The original and reference implementation Java compilers, virtual machines, and class libraries were developed by Sun from 1991 and first released in 1995. As of May 2007, in compliance with the specifications of the Java Community Process, Sun relicensed most of its Java technologies under the GNU General Public License. Others have also developed alternative implementations of these Sun technologies, such as the GNU Compiler for Java and GNU Classpath.

Mobile application development

Mobile application development is the process by which application software is developed for low-power handheld devices, such as personal digital assistants, enterprise digital assistants or mobile phones. These applications can be pre-installed on phones during manufacturing, downloaded by customers from various mobile software distribution platforms, or delivered as web applications using server-side or client-side processing (e.g. JavaScript) to provide an "application-like" experience within a Web browser.

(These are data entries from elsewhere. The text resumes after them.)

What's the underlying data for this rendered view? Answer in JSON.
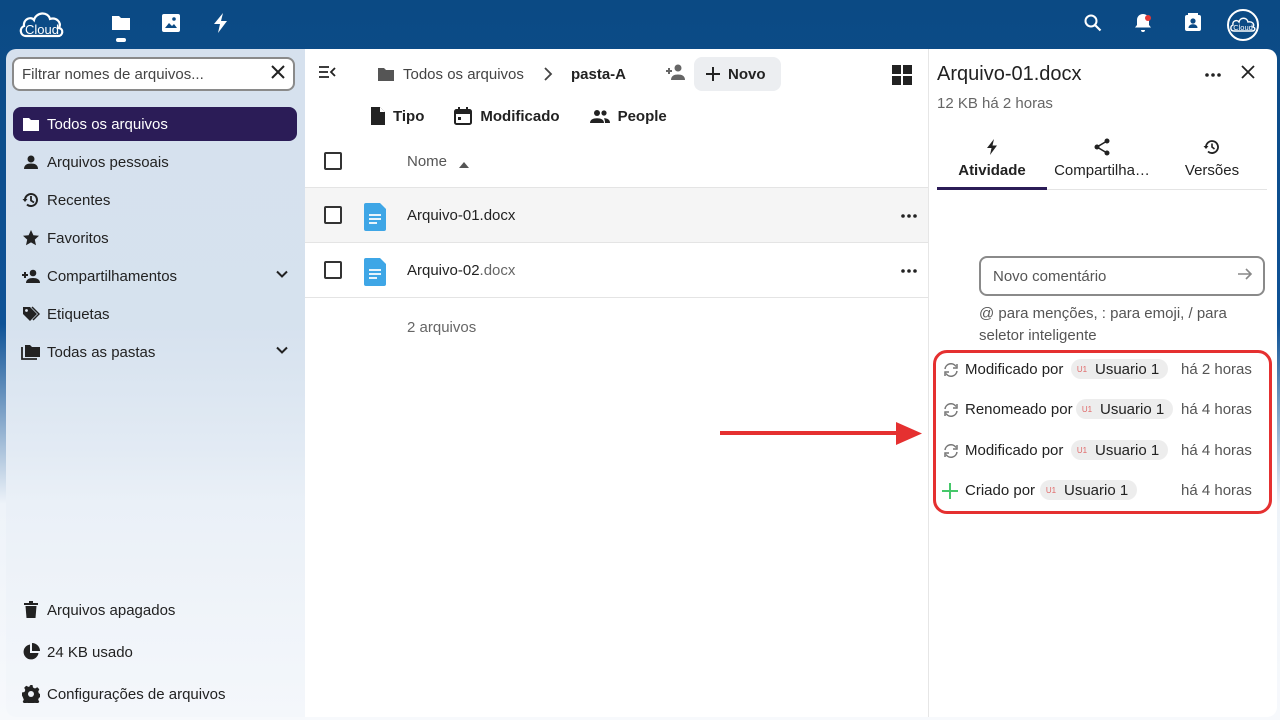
{
  "topbar": {
    "logo_text": "Cloud",
    "apps": [
      {
        "icon": "folder-icon",
        "active": true
      },
      {
        "icon": "image-icon",
        "active": false
      },
      {
        "icon": "lightning-icon",
        "active": false
      }
    ],
    "right_icons": [
      "search-icon",
      "bell-icon",
      "contacts-icon"
    ],
    "avatar_text": "Cloud"
  },
  "sidebar": {
    "filter_placeholder": "Filtrar nomes de arquivos...",
    "items": [
      {
        "label": "Todos os arquivos",
        "icon": "folder-icon",
        "active": true
      },
      {
        "label": "Arquivos pessoais",
        "icon": "person-icon",
        "active": false
      },
      {
        "label": "Recentes",
        "icon": "history-icon",
        "active": false
      },
      {
        "label": "Favoritos",
        "icon": "star-icon",
        "active": false
      },
      {
        "label": "Compartilhamentos",
        "icon": "share-person-icon",
        "active": false,
        "expandable": true
      },
      {
        "label": "Etiquetas",
        "icon": "tag-icon",
        "active": false
      },
      {
        "label": "Todas as pastas",
        "icon": "folders-icon",
        "active": false,
        "expandable": true
      }
    ],
    "bottom": [
      {
        "label": "Arquivos apagados",
        "icon": "trash-icon"
      },
      {
        "label": "24 KB usado",
        "icon": "pie-icon"
      },
      {
        "label": "Configurações de arquivos",
        "icon": "gear-icon"
      }
    ]
  },
  "main": {
    "breadcrumb": [
      "Todos os arquivos",
      "pasta-A"
    ],
    "new_label": "Novo",
    "filters": [
      {
        "label": "Tipo",
        "icon": "file-icon"
      },
      {
        "label": "Modificado",
        "icon": "calendar-icon"
      },
      {
        "label": "People",
        "icon": "people-icon"
      }
    ],
    "column_name": "Nome",
    "files": [
      {
        "base": "Arquivo-01",
        "ext": ".docx"
      },
      {
        "base": "Arquivo-02",
        "ext": ".docx"
      }
    ],
    "summary": "2 arquivos"
  },
  "details": {
    "title": "Arquivo-01.docx",
    "subtitle": "12 KB há 2 horas",
    "tabs": [
      {
        "label": "Atividade",
        "icon": "lightning-icon",
        "active": true
      },
      {
        "label": "Compartilha…",
        "icon": "share-icon",
        "active": false
      },
      {
        "label": "Versões",
        "icon": "restore-icon",
        "active": false
      }
    ],
    "comment_placeholder": "Novo comentário",
    "hint": "@ para menções, : para emoji, / para seletor inteligente",
    "activities": [
      {
        "text": "Modificado por",
        "user_initials": "U1",
        "user": "Usuario 1",
        "time": "há 2 horas",
        "icon": "sync-icon"
      },
      {
        "text": "Renomeado por",
        "user_initials": "U1",
        "user": "Usuario 1",
        "time": "há 4 horas",
        "icon": "sync-icon"
      },
      {
        "text": "Modificado por",
        "user_initials": "U1",
        "user": "Usuario 1",
        "time": "há 4 horas",
        "icon": "sync-icon"
      },
      {
        "text": "Criado por",
        "user_initials": "U1",
        "user": "Usuario 1",
        "time": "há 4 horas",
        "icon": "plus-icon"
      }
    ]
  },
  "colors": {
    "topbar": "#0b4a84",
    "active_nav": "#2b1c57",
    "highlight": "#e53030",
    "file_icon": "#3ea6e6",
    "created_icon": "#46c86a"
  }
}
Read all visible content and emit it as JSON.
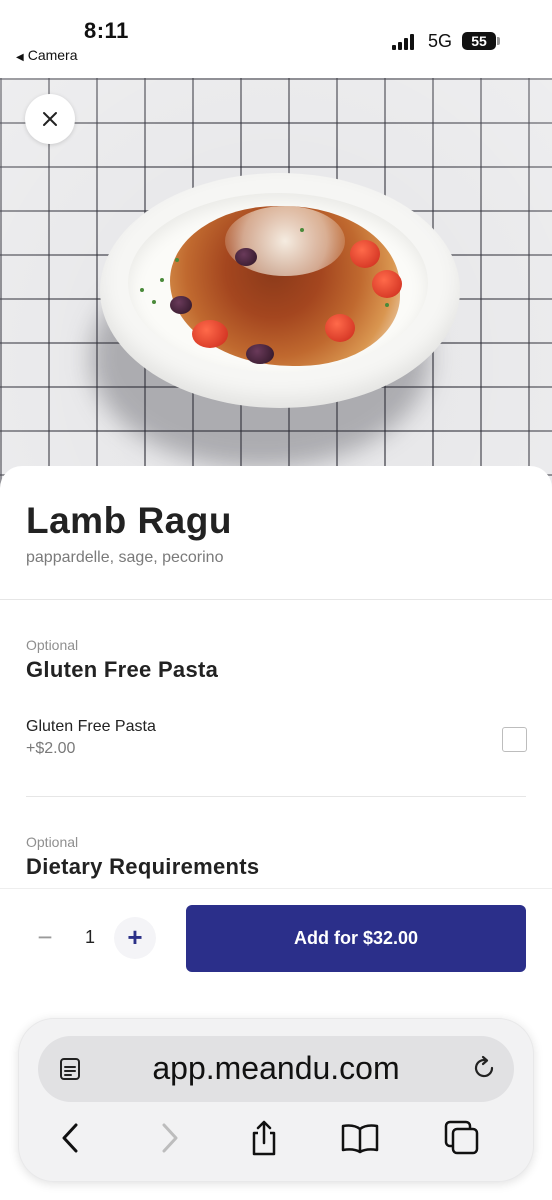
{
  "status_bar": {
    "time": "8:11",
    "back_app": "Camera",
    "network": "5G",
    "battery": "55"
  },
  "item": {
    "name": "Lamb Ragu",
    "description": "pappardelle, sage, pecorino",
    "image_icon": "dish-photo"
  },
  "modifier_groups": [
    {
      "optional_label": "Optional",
      "title": "Gluten Free Pasta",
      "choices": [
        {
          "name": "Gluten Free Pasta",
          "price": "+$2.00",
          "checked": false
        }
      ]
    },
    {
      "optional_label": "Optional",
      "title": "Dietary Requirements"
    }
  ],
  "order": {
    "minus": "−",
    "quantity": "1",
    "plus": "+",
    "add_label": "Add for $32.00"
  },
  "browser": {
    "url": "app.meandu.com"
  },
  "colors": {
    "accent": "#2b2f8a",
    "text": "#222222",
    "muted": "#7a7a7a"
  }
}
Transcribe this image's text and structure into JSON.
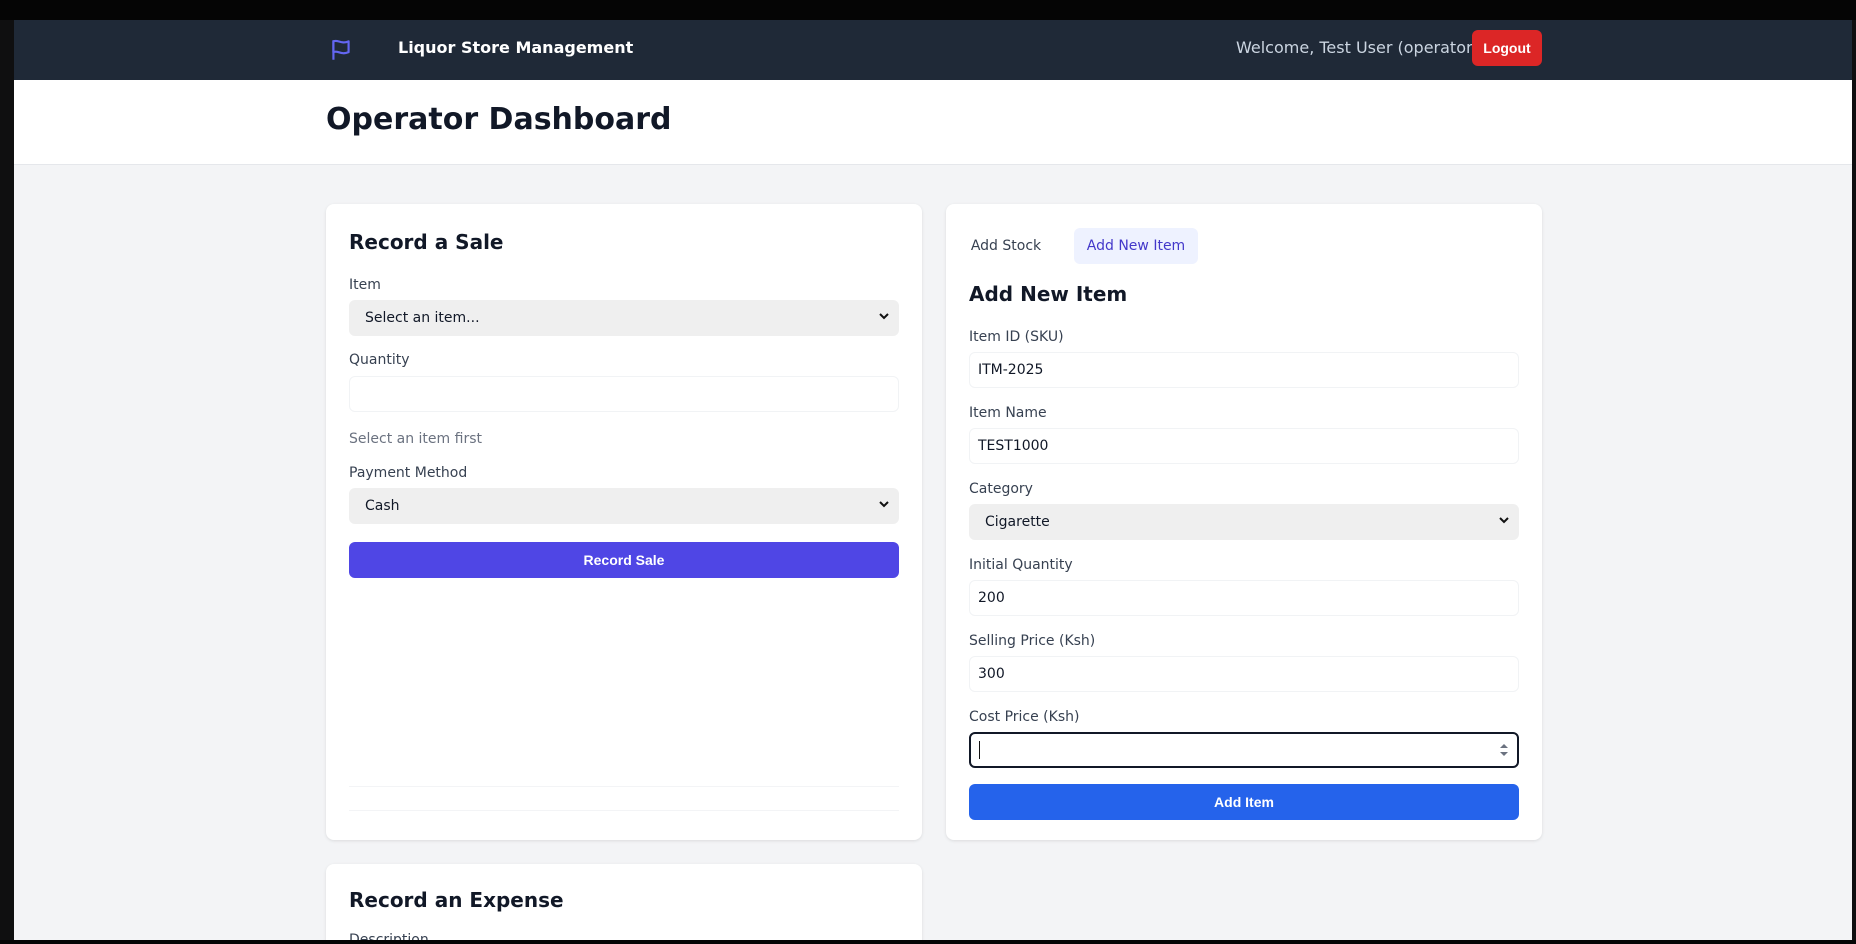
{
  "navbar": {
    "title": "Liquor Store Management",
    "welcome": "Welcome, Test User (operator)",
    "logout_label": "Logout",
    "brand_icon": "flag-icon"
  },
  "header": {
    "title": "Operator Dashboard"
  },
  "sale": {
    "title": "Record a Sale",
    "item_label": "Item",
    "item_value": "Select an item...",
    "quantity_label": "Quantity",
    "quantity_value": "",
    "quantity_hint": "Select an item first",
    "payment_label": "Payment Method",
    "payment_value": "Cash",
    "submit_label": "Record Sale"
  },
  "add_item": {
    "tabs": [
      {
        "label": "Add Stock",
        "active": false
      },
      {
        "label": "Add New Item",
        "active": true
      }
    ],
    "title": "Add New Item",
    "sku_label": "Item ID (SKU)",
    "sku_value": "ITM-2025",
    "name_label": "Item Name",
    "name_value": "TEST1000",
    "category_label": "Category",
    "category_value": "Cigarette",
    "qty_label": "Initial Quantity",
    "qty_value": "200",
    "sell_label": "Selling Price (Ksh)",
    "sell_value": "300",
    "cost_label": "Cost Price (Ksh)",
    "cost_value": "",
    "submit_label": "Add Item"
  },
  "expense": {
    "title": "Record an Expense",
    "description_label": "Description"
  },
  "colors": {
    "navbar_bg": "#1f2937",
    "primary_indigo": "#4f46e5",
    "primary_blue": "#2563eb",
    "logout_red": "#dc2626",
    "page_bg": "#f3f4f6"
  }
}
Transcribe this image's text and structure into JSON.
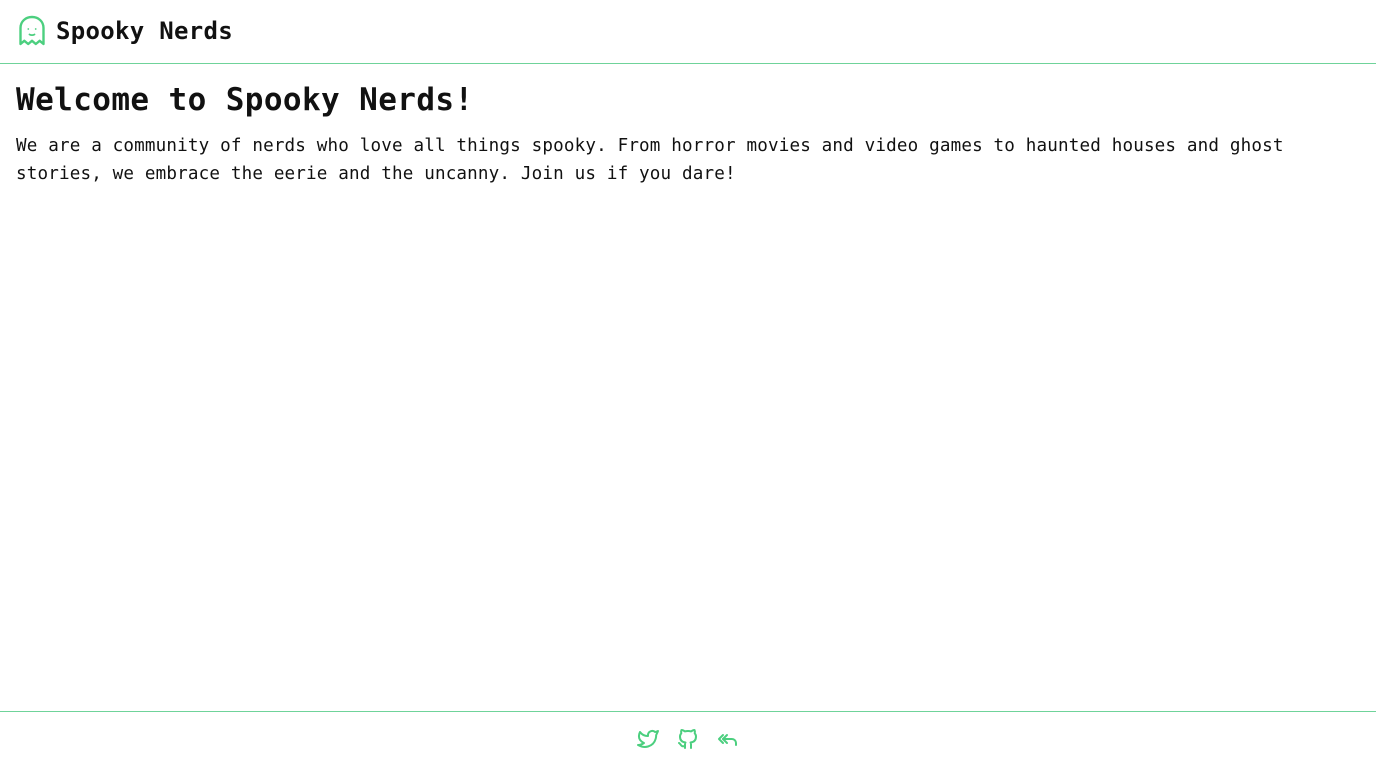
{
  "header": {
    "site_name": "Spooky Nerds",
    "logo_icon": "ghost-icon"
  },
  "main": {
    "heading": "Welcome to Spooky Nerds!",
    "intro": "We are a community of nerds who love all things spooky. From horror movies and video games to haunted houses and ghost stories, we embrace the eerie and the uncanny. Join us if you dare!"
  },
  "footer": {
    "links": [
      {
        "icon": "twitter-icon"
      },
      {
        "icon": "github-icon"
      },
      {
        "icon": "reply-all-icon"
      }
    ]
  },
  "colors": {
    "accent": "#4ccf7f",
    "divider": "#6fd39a",
    "text": "#111111",
    "background": "#ffffff"
  }
}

Application software developers also have to consider a lengthy array of screen sizes, hardware specifications and configurations because of intense competition in mobile software and changes within each of the platforms.

Source : XDA

0 komentar: